A year after Baz Luhrmann's brain hemorrhaging Elvis film starring a stellar Austin Butler, we get a much more nuanced product of the Presley story. This time around, Sofia Coppola focuses on Priscilla Beaulieu's transformation into Priscilla Presley along with all of the pain and tumult to come along with it.
I've been quite vocal about my dissatisfaction with Luhrmann's Elvis. My little zinger above, along with a general level of discomfort while watching the film dominate my thoughts on the film. It's a movie that tries to do way too much, in Luhrmann's classic style of excess. All the while, painting Elvis in a one dimensional light of rock-super-megastar-actor-renaissance-man with some flaws. Meanwhile, Priscilla takes a back seat in this narrative when in reality the relationship between the two is a defining dynamic of both these historical figures.
Now with Coppola's Priscilla we're seeing the story from Priscilla's (Cailee Spaeny) point of view, especially in how it relates to Elvis' treatment of her. We still get to see Elvis (Jacob Elordi) ascend the ranks of stardom, becoming further detached from marital reality, but from a unique perspective that provides depth to the Presley's.
On top of the plot, perspective combination sits Coppola's stylistic flare. Soft lighting creates a great feel for the film, accenting its romanticism. Pulling the audience into the Presley's romance results in Elvis' numerous outbursts providing a stark contrast to the intimacy. Coppola is able to display Priscilla's story through a new lens that effectively shows both sides of the coin without being derivative, or even predictable. One moment, Priscilla and Elvis are enjoying their time together at a pool party in the incandescent soft glow of the sun, mimicking an old film video recorder. The next minute Elvis is throwing a chair against the wall as a retort to Priscilla's words, or flaunting letters from mistresses in easily discoverable places. As much as your heart flutters for the couple on the screen for moments, the shadows are in plain sight and the red flags aplenty. Mixing these moments together through a sprawling film keep you engrossed in the story and incredibly invested in Priscilla's happiness.
That being said, the editing and general style of the storytelling can be slightly dull.
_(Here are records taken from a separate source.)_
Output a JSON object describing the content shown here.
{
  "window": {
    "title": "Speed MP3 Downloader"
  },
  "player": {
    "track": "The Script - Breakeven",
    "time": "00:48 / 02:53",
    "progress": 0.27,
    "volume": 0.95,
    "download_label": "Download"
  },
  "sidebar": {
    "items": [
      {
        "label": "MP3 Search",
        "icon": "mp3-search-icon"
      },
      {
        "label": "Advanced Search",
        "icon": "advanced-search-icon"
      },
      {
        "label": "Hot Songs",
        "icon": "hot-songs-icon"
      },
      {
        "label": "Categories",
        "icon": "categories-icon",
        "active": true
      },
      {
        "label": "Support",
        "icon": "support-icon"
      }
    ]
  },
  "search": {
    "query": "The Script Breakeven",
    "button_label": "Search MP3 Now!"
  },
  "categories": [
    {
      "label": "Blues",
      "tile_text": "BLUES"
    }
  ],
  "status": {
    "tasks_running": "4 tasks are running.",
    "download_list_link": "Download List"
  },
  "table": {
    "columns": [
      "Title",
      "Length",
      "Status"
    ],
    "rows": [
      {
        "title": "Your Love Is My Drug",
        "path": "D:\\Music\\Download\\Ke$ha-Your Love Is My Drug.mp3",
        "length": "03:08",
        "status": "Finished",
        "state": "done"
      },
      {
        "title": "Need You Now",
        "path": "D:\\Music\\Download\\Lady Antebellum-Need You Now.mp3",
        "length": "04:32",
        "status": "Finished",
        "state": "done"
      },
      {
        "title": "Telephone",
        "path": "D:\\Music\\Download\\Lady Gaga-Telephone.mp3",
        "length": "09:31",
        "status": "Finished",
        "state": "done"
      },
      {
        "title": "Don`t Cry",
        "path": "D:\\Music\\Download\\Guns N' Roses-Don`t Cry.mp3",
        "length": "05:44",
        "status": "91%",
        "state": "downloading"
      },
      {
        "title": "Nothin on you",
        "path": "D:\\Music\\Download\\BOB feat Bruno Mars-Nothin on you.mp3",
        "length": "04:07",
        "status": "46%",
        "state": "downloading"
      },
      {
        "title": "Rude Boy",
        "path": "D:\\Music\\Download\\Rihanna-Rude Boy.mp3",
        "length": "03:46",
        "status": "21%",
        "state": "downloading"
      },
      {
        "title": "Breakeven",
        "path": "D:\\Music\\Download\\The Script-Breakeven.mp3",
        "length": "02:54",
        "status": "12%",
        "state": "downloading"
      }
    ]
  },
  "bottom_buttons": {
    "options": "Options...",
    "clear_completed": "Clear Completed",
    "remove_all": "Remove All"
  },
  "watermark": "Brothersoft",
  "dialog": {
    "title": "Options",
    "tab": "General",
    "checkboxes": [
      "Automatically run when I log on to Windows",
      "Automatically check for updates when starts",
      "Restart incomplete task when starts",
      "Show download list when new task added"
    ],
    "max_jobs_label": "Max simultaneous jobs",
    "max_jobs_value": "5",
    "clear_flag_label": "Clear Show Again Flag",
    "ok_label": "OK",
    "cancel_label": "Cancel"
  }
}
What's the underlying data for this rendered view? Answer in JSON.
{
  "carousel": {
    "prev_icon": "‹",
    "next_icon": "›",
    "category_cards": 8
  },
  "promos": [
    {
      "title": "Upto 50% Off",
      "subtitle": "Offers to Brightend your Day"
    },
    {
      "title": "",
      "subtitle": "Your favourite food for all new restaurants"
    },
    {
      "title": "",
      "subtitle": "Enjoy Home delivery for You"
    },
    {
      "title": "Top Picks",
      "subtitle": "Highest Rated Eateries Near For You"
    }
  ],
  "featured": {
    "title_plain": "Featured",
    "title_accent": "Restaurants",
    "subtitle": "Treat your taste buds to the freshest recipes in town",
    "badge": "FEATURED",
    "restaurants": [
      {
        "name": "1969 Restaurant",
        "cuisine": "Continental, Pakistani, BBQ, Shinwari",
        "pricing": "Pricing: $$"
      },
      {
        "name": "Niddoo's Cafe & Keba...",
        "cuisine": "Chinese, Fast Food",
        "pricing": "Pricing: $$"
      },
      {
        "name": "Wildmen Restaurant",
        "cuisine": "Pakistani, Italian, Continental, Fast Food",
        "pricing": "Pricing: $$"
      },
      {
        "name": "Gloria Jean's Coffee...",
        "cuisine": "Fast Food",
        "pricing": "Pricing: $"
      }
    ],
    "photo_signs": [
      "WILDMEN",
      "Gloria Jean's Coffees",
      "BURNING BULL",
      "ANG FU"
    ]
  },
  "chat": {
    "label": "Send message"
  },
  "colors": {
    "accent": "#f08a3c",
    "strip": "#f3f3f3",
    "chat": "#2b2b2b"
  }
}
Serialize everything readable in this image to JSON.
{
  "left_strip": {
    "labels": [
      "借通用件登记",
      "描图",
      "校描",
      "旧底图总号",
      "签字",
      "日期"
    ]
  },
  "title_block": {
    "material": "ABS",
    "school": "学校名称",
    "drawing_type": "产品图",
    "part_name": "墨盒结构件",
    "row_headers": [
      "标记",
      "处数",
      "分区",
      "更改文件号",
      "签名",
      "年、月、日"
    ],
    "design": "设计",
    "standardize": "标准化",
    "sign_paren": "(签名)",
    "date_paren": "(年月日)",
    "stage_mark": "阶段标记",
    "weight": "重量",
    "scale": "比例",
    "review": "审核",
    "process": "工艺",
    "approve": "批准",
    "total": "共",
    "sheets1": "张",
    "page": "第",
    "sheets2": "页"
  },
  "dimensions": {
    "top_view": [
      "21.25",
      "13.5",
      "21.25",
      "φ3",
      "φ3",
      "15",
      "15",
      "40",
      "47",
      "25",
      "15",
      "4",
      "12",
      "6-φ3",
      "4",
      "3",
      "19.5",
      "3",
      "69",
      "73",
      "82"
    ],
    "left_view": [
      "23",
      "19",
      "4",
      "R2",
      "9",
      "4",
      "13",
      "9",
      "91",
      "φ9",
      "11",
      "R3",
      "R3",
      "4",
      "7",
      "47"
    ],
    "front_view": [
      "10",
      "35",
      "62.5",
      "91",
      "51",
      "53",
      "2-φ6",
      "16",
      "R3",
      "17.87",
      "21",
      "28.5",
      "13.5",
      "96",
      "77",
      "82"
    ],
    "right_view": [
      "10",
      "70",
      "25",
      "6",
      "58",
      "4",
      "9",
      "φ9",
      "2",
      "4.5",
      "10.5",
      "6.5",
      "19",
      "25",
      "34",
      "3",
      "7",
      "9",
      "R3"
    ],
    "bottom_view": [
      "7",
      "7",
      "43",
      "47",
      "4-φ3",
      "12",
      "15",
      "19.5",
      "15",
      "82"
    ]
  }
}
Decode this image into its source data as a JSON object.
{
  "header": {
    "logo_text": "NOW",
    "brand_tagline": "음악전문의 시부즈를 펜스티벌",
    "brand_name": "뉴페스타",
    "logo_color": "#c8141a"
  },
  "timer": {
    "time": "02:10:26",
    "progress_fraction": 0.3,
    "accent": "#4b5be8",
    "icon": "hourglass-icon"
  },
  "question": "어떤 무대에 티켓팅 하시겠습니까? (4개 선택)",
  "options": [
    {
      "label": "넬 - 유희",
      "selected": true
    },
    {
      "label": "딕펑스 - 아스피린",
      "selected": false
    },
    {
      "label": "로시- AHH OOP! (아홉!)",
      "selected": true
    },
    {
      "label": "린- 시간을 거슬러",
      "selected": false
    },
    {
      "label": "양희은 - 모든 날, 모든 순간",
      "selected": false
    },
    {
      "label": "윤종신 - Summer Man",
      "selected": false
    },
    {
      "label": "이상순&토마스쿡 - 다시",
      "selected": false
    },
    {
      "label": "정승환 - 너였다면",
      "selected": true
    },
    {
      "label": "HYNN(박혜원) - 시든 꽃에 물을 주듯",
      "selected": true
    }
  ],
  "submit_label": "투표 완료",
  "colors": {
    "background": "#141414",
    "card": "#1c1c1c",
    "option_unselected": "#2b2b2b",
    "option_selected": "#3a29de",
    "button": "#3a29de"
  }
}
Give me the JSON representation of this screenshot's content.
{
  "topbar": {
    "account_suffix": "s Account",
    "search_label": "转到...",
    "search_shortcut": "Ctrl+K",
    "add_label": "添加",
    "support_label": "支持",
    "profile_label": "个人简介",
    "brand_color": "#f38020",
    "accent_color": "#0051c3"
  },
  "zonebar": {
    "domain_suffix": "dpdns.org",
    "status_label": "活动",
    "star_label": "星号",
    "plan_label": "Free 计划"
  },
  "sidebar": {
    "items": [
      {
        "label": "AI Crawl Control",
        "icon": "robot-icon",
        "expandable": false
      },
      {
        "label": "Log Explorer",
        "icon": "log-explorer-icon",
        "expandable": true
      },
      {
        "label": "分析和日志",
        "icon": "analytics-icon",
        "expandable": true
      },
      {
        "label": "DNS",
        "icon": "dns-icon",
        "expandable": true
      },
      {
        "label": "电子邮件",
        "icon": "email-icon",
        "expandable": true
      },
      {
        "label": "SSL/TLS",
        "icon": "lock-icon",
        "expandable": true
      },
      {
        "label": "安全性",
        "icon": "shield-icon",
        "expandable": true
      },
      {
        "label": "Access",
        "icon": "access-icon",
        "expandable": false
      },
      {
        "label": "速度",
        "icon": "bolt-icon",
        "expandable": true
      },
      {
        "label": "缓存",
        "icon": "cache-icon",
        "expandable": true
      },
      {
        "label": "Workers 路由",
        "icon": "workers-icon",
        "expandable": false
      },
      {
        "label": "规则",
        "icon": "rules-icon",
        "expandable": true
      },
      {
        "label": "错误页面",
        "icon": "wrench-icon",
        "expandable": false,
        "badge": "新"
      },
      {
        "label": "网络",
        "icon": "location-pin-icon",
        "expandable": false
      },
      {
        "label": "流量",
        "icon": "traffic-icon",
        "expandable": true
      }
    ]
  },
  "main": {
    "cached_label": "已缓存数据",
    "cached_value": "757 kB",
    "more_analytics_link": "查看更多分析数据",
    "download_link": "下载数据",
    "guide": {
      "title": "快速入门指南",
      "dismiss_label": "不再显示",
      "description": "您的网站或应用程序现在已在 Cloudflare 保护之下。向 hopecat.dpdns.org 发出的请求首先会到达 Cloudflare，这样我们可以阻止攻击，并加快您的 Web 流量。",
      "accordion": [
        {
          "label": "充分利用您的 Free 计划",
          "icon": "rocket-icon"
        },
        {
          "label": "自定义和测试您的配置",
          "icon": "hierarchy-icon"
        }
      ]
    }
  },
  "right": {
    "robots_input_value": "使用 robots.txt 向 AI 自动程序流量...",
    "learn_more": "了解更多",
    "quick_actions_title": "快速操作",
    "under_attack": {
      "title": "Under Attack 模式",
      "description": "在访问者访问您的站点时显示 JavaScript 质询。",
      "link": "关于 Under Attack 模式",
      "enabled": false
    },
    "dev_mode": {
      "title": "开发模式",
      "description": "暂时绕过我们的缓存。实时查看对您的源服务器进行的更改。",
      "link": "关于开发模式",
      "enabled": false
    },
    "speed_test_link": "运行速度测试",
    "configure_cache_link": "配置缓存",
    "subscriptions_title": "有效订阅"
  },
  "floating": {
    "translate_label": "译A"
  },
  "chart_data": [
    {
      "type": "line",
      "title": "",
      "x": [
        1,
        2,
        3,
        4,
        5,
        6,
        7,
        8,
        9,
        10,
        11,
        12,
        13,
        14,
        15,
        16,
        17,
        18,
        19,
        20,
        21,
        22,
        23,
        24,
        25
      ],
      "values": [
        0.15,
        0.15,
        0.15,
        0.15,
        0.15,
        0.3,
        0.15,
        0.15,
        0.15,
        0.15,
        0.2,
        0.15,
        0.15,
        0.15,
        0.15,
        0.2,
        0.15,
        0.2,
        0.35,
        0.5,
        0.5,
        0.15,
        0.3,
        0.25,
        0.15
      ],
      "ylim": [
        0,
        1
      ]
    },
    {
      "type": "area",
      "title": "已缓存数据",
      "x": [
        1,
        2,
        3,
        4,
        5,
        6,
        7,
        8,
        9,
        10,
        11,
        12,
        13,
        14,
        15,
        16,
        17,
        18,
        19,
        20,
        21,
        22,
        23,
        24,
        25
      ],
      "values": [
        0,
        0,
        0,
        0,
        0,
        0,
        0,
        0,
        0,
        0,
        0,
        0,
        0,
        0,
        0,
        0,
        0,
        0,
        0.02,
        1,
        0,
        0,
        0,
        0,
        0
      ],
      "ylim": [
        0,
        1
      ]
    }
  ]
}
Playing out like a stream of consciousness or diary entry eliminates a lot of the time elements. The only indicator of the passage of time are the varying metamorphoses of Elvis and Priscilla, along with hints from newspapers, magazines and other pop culture references. While I love a film that isn't extremely upfront with these sorts of things, Priscilla left me wanting a little more direction. Then again, time is sort of irrelevant as the plot you're following is not time-dependent, but relying on Priscilla's point of view and growth alongside it.
Boiling it down, the film is a success due to a phenomenal performance from Spaeny. She really has multiple roles in the film as different stages of Priscilla's life. The delicate balance she adjusts between these life-stages is incredible to see. Her chemistry with Elordi, who also is a standout in the film, is sublime. Adding to an already engrossing character study. Last but not least, as I mentioned before, Coppola's direction is top notch. Stylistically she adds depth to the film while keeping it moving forward with minimal distraction. All in all, I enjoyed this "Elvis" story so much more than Luhrmann's and I hope Spaeny receives the same awards praise as Butler did!
One of the more incredible/incredulous moments of Priscilla is when Elvis tells Priscilla that she can't have a day job. It's either him, or a career. Establishing a strong theme of dependence, rebellion, and the imposition of will on a romantic partner. While normally I would opt for something lighter to enjoy alongside a romance film, there's a dark side to the film's oft light tone. Something that can only make sense with a heftier beverage alongside you. Bickersons Brewhouse gives us just the sort of thing with the No More Day Job, a West Coast IPA with some heft.
While it drinks like a lighter IPA it packs in a 7.7% ABV that can creep up on you. Jam packed with hoppy flavors and that classic west coast bitterness, this is surely a staple for all WCIPA lovers! The citrus and piney resinous flavor keep you invested while the more complex hop characteristics get you thinking a little bit more.
Maybe I'm trying to make it sound too much like Priscilla but regardless, this is a great beer and this is a great film.
I'm all aboard the Cailee Spaeny awards hype train by the way.